By Kelsey Keener
CEDAR CITY–During last week’s City Council meeting councilmembers voted on an ordinance amendment that would restrict the allowance of short-term rentals in areas zoned R-1.
The amendment to Chapter 23(9)(Q) was proposed by Eric and Tammy Vogt during the Aug. 15 council meeting, which also stated the guidelines for exceptions. During that work meeting, many residents voiced their opinions and concerns about short-term rentals in neighborhoods.
Before voting, council members stated their positions on the issue.
Councilman Craig Isom said he was concerned about how the issue is being handled by some community members.
“We have lost a sense of community, neighborliness, civility and caring,” he said. “Instead of reaching out and attempting to communicate and understand, we badmouthed and berated and created fear. It is unfortunate that in having disagreed, we’ve become so disagreeable.”
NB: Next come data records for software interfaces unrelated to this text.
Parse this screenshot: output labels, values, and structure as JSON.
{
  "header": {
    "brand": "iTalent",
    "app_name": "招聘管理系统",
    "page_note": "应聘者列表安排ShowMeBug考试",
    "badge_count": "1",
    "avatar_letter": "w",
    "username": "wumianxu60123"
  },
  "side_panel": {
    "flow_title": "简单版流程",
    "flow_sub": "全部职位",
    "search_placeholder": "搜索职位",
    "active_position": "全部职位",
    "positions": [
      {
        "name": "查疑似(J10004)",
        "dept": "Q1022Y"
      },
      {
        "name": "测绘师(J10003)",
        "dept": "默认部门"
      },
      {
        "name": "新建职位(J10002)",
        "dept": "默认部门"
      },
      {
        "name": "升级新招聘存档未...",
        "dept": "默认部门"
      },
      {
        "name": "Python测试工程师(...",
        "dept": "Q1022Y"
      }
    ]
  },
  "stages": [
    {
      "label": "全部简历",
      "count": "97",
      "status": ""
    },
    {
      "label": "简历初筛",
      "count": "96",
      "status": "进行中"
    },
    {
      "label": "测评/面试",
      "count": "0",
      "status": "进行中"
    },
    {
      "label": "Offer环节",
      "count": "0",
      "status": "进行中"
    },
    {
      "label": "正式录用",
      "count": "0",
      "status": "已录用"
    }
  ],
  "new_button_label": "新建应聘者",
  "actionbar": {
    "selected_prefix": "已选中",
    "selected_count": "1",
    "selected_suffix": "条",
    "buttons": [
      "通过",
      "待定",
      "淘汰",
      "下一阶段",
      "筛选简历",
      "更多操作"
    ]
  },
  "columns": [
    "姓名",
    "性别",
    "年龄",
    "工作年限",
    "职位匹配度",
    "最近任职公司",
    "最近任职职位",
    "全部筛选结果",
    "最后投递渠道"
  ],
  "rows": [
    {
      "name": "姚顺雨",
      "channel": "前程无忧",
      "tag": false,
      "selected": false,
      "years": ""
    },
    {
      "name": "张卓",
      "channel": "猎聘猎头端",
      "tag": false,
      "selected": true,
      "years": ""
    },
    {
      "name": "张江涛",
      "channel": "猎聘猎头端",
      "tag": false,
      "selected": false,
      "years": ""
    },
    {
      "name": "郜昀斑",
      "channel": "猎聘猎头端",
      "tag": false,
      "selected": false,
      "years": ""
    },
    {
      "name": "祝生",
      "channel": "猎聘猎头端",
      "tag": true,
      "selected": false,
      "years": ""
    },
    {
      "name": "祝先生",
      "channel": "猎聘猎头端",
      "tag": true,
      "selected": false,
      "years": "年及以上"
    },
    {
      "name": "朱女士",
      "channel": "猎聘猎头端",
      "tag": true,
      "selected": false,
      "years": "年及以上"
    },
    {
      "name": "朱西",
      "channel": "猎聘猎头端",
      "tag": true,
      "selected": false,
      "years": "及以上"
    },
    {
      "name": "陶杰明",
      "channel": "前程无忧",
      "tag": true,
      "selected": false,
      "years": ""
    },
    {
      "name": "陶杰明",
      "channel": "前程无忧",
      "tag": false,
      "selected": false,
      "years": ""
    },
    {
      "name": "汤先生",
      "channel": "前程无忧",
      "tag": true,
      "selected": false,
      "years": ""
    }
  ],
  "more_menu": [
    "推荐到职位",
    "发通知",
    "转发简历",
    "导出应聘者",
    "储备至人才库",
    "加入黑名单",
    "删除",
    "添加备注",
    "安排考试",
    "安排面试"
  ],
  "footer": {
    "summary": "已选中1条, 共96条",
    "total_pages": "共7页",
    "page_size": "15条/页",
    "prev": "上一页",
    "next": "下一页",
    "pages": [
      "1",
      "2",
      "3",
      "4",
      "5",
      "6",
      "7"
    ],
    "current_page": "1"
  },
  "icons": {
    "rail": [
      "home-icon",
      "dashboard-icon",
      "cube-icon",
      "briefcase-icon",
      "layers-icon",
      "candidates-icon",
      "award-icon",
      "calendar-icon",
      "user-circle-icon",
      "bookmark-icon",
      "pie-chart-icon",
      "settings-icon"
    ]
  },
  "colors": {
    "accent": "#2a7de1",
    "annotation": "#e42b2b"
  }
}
Councilman Ron Adams put another option on the table by briefly reviewing the Covenants, Codes and Restrictions for the Mesa Hills Subdivision, which clearly restrict short-term rentals from conducting business in the neighborhood in Section 3. After significant research, Councilman Adams found the Royal Hunt Ridge Subdivision CC&Rs, which do not contain language preventing short-term rentals.
Councilman Scott Phillips clarified that he was the council member who approached the city to see what was being done to regulate short-term rentals.
“My intent was to make sure that everyone was on a level playing field,” he said. “I have no problem with people making income from having short-term rentals. What I do have a problem with is when they are not paying the appropriate sales tax, transient room tax and not having a business license.”
He added that finding a solution to this issue is going to require common sense approaches to the issue rather than emotionally-based requests.
“What I hope we can do as a community is come together and sit down and talk about this in a sensible manner,” Phillips said.
Councilwoman Terri Hartley agreed with what the other council members stated, and said that this meeting would mark the beginning to finding a solution rather than an end to the problem. Councilman Paul Cozzens brought up enforcement as well. He said the council could pass laws and regulations, but the city would still find difficulty in enforcing them without the ability to hire more law enforcement officers to do so.
The amendment was denied, but council members invited residents and concerned citizens to come together as a committee to find a solution for their concerns.